[Element data from apps and pages]
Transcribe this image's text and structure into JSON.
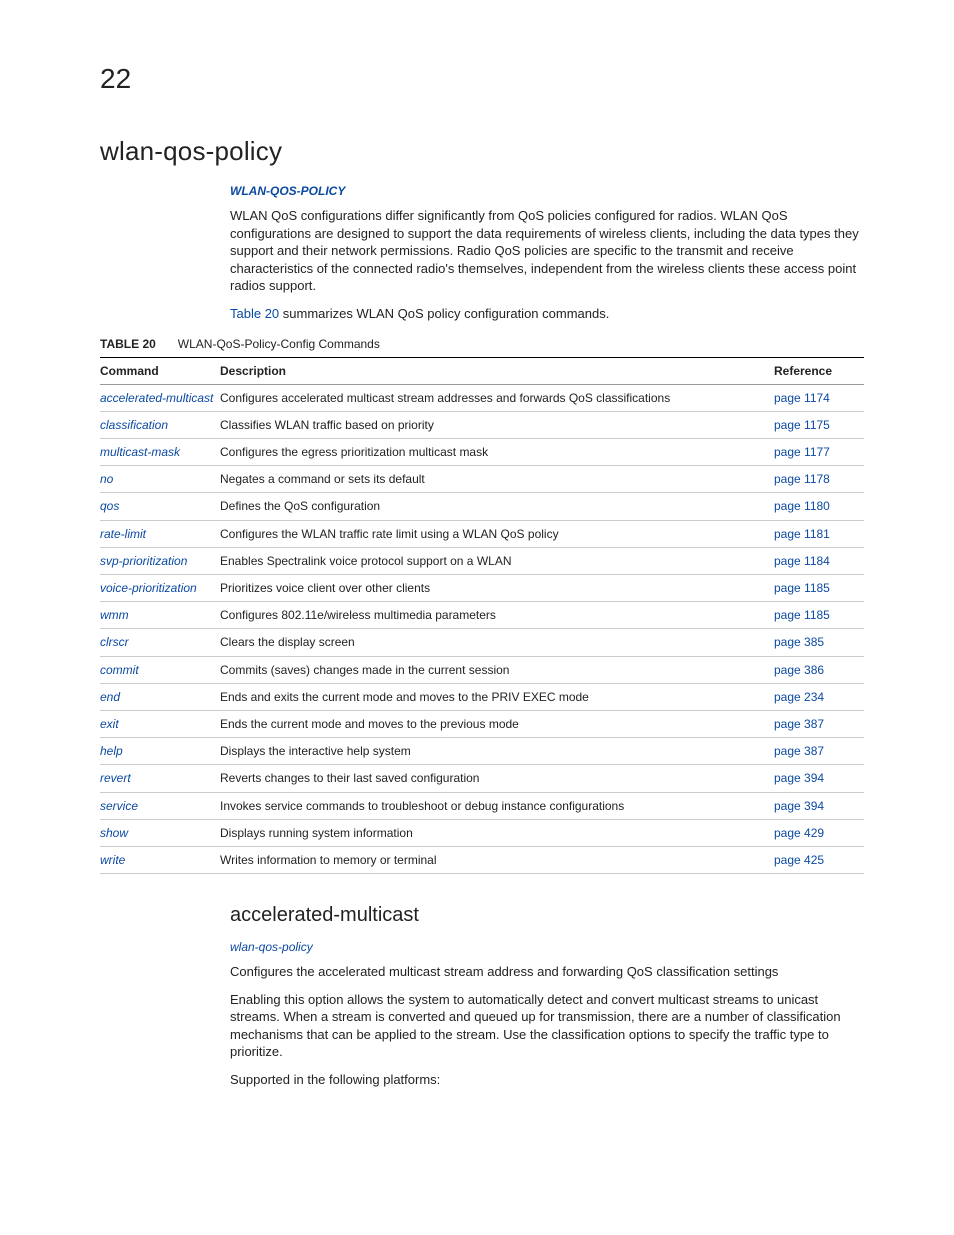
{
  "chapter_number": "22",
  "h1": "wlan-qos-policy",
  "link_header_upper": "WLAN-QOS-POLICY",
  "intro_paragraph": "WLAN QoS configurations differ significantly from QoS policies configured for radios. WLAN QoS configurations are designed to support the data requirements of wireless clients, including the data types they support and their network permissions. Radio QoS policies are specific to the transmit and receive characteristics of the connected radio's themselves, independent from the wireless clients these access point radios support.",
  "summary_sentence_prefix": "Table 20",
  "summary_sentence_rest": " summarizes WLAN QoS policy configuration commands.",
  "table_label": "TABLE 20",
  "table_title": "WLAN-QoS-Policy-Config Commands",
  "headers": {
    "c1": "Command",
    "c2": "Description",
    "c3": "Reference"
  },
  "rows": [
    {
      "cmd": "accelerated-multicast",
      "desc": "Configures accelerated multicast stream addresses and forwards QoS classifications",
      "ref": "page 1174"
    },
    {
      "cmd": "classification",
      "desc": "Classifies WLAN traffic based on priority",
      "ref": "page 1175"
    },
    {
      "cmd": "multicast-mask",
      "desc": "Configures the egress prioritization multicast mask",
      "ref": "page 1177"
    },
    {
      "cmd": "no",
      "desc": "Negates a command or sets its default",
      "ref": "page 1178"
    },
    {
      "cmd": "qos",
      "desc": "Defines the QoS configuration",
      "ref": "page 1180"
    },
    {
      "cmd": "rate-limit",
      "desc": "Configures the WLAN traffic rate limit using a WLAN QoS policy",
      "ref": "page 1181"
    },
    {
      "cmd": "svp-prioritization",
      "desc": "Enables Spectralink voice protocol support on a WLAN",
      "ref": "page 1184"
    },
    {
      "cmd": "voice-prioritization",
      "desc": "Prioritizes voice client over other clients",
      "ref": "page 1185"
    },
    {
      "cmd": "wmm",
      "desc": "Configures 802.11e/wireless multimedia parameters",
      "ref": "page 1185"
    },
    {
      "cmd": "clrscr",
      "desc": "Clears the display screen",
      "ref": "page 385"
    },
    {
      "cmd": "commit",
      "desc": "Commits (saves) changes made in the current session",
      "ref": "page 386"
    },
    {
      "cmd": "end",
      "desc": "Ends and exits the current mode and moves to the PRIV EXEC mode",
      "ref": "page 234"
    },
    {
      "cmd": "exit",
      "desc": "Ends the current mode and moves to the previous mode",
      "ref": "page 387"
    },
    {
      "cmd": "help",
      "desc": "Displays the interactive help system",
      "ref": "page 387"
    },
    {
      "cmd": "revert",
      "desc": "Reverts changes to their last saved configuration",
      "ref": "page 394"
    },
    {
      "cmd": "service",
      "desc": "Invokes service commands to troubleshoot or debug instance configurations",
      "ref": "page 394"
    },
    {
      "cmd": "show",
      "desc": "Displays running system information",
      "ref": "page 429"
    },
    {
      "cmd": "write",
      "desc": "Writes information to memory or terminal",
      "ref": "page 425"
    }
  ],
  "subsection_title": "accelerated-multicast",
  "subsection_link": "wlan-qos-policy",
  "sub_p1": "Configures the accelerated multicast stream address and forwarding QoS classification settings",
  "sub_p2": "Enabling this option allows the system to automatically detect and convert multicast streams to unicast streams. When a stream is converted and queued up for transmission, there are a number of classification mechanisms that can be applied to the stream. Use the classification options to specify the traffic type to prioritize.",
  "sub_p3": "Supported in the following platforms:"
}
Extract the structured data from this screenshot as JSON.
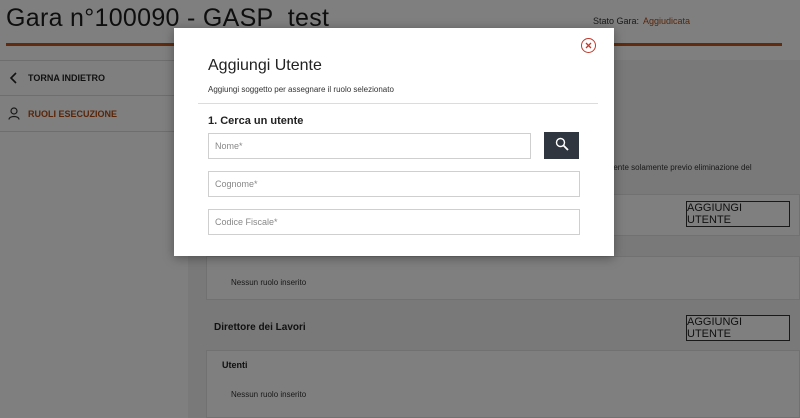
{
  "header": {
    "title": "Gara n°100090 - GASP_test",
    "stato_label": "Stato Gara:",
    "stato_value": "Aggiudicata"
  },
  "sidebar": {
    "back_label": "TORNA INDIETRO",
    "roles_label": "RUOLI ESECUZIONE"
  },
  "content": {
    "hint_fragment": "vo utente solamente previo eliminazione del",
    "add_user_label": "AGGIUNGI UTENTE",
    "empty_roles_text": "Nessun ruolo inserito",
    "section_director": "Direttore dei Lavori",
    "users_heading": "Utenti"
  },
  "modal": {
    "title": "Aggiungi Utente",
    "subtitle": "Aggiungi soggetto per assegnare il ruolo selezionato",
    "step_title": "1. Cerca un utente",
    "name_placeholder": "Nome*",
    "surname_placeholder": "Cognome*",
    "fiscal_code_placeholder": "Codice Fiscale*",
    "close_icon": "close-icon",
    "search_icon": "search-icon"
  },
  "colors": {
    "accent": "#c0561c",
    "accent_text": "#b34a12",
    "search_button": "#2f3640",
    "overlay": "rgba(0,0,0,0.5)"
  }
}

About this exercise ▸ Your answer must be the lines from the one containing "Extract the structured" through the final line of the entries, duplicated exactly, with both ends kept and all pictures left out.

Expected output ▸
Extract the structured data from this screenshot as JSON.
{
  "header": {
    "title": "Gara n°100090 - GASP_test",
    "stato_label": "Stato Gara:",
    "stato_value": "Aggiudicata"
  },
  "sidebar": {
    "back_label": "TORNA INDIETRO",
    "roles_label": "RUOLI ESECUZIONE"
  },
  "content": {
    "hint_fragment": "vo utente solamente previo eliminazione del",
    "add_user_label": "AGGIUNGI UTENTE",
    "empty_roles_text": "Nessun ruolo inserito",
    "section_director": "Direttore dei Lavori",
    "users_heading": "Utenti"
  },
  "modal": {
    "title": "Aggiungi Utente",
    "subtitle": "Aggiungi soggetto per assegnare il ruolo selezionato",
    "step_title": "1. Cerca un utente",
    "name_placeholder": "Nome*",
    "surname_placeholder": "Cognome*",
    "fiscal_code_placeholder": "Codice Fiscale*",
    "close_icon": "close-icon",
    "search_icon": "search-icon"
  },
  "colors": {
    "accent": "#c0561c",
    "accent_text": "#b34a12",
    "search_button": "#2f3640",
    "overlay": "rgba(0,0,0,0.5)"
  }
}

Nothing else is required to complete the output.